Global trends in robotics from patent analysis
120,000 robotics patents have been published in the last 10 years, tripling in rate from 2004 to 2013, according to the UK Intellectual Property Office Informatics Team. Unsurprisingly, there was a huge drop in robotics patent applications in 2009-2010, although not all industries were as affected by the global financial crisis as robotics was. The preeminent country for robotics patents is Japan with 31% of patents published, the majority from Toyota. The US is in second place with 19%, followed by Germany (17%), China (10%), Korea (9%), France (3%) and UK at only (2%). Of course this is only an indication of the innovation activity occurring as some countries have greater propensity to patent than others.
The UK IPO is publishing a series of 8 reports looking at trends in emerging/important industries and giving insight into innovation activity and direction for future funding. As well as robotics, the UK Government has identified ‘eight great technologies’ for future growth. These are:
• the big data revolution and energy-efficient computing;
• satellites and commercial applications of space;
• robotics and autonomous systems;
• life sciences, genomics and synthetic biology;

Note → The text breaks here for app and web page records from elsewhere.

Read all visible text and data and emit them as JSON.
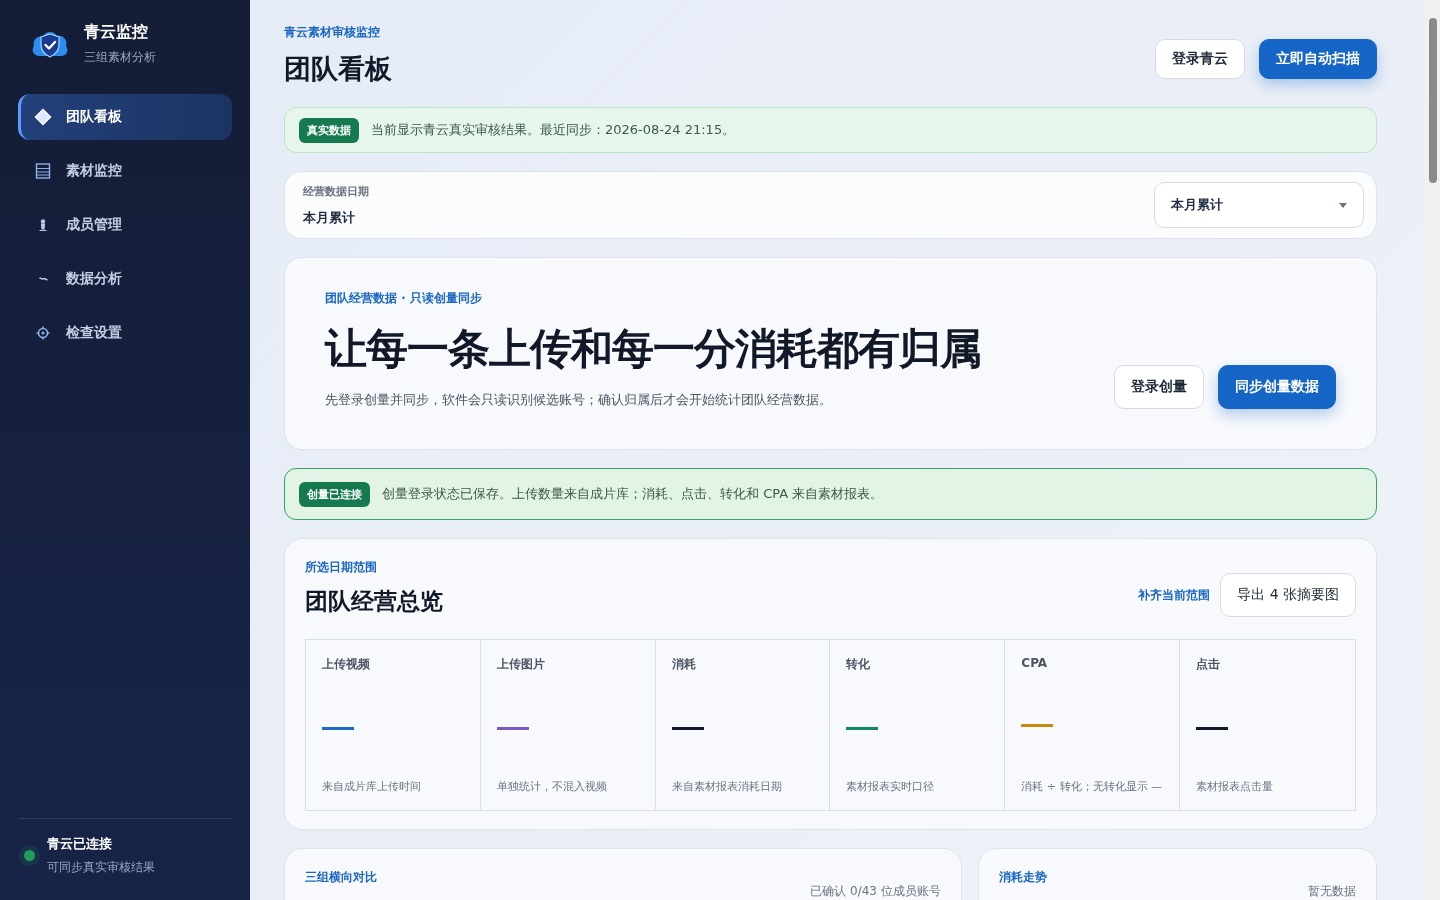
{
  "sidebar": {
    "brand": {
      "title": "青云监控",
      "subtitle": "三组素材分析"
    },
    "items": [
      {
        "label": "团队看板",
        "selected": true
      },
      {
        "label": "素材监控",
        "selected": false
      },
      {
        "label": "成员管理",
        "selected": false
      },
      {
        "label": "数据分析",
        "selected": false
      },
      {
        "label": "检查设置",
        "selected": false
      }
    ],
    "status": {
      "title": "青云已连接",
      "subtitle": "可同步真实审核结果",
      "color": "#1f9d5c"
    }
  },
  "header": {
    "eyebrow": "青云素材审核监控",
    "title": "团队看板",
    "buttons": [
      {
        "label": "登录青云",
        "kind": "secondary"
      },
      {
        "label": "立即自动扫描",
        "kind": "primary"
      }
    ]
  },
  "notice": {
    "badge": "真实数据",
    "text": "当前显示青云真实审核结果。最近同步：2026-08-24 21:15。"
  },
  "date_filter": {
    "label": "经营数据日期",
    "value": "本月累计",
    "select": "本月累计"
  },
  "hero": {
    "eyebrow": "团队经营数据 · 只读创量同步",
    "title": "让每一条上传和每一分消耗都有归属",
    "description": "先登录创量并同步，软件会只读识别候选账号；确认归属后才会开始统计团队经营数据。",
    "buttons": [
      {
        "label": "登录创量",
        "kind": "secondary"
      },
      {
        "label": "同步创量数据",
        "kind": "primary"
      }
    ]
  },
  "connection": {
    "badge": "创量已连接",
    "text": "创量登录状态已保存。上传数量来自成片库；消耗、点击、转化和 CPA 来自素材报表。"
  },
  "overview": {
    "eyebrow": "所选日期范围",
    "title": "团队经营总览",
    "link": "补齐当前范围",
    "button": "导出 4 张摘要图",
    "metrics": [
      {
        "label": "上传视频",
        "color": "#1e6bc6",
        "note": "来自成片库上传时间"
      },
      {
        "label": "上传图片",
        "color": "#7c5cc4",
        "note": "单独统计，不混入视频"
      },
      {
        "label": "消耗",
        "color": "#111827",
        "note": "来自素材报表消耗日期"
      },
      {
        "label": "转化",
        "color": "#0f8a5f",
        "note": "素材报表实时口径"
      },
      {
        "label": "CPA",
        "color": "#c98a0b",
        "note": "消耗 ÷ 转化；无转化显示 —"
      },
      {
        "label": "点击",
        "color": "#111827",
        "note": "素材报表点击量"
      }
    ]
  },
  "bottom_cards": [
    {
      "eyebrow": "三组横向对比",
      "meta": "已确认 0/43 位成员账号"
    },
    {
      "eyebrow": "消耗走势",
      "meta": "暂无数据"
    }
  ]
}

• regenerative medicine;
• advanced materials and nanotechnology;
• energy and its storage.
The IPO report also looks at the rate of robotics patents compared to other innovation patents on a country basis and creates a relative specialization index. Some countries such as Japan, China and Germany have proportionately greater robotics patents than general. Whereas both the US and the UK are underspecialized in robotics technologies.
Overall, automotive patents make up around one third of the total, not including other types of vehicles such as trucks, buses, agricultural machinery, aircraft and aerospace/defence. Google’s automotive patent portfolio is relatively small, at 35 families. Most of Google’s patents were published very recently in 2013, with the earliest being only in 2010. The rate of publishing for Google shows clear increase so further patents should be anticipated. The report also shows collaboration within industry groups. For example, Google and Honda are very self contained in contrast to other automotive companies.
Figure 12 shows the top UK-based applicants within the robotics and autonomous systems
dataset. BAE Systems leads, but if the Jaguar and Land Rover companies were to be
consolidated then their combined total families would be 76, placing them in the lead.
Most of the patents in the UK dataset are in the field of autonomous vehicles, including
road vehicles, unmanned aerial vehicles, and unmanned underwater vehicles. Robotics
companies in the UK dataset have very small portfolios, with the largest being Notetry (5
families), which is apparently a division of Dyson Ltd focussing on robotic vacuum
cleaners. Other companies are Oliver Crispin Robotics Limited (industrial robotics),
Absolute Robotics Limited (industrial robotics), Armstrong Healthcare Limited (robotics for
surgeons), Isis Innovation Limited, QinetiQ Limited, and Rolls-Royce Plc.
Finally, the rate of change in robotics patent publishing in the last 10 years is very interesting with China showing significant growth from a China to become one of the strong sources of inventions.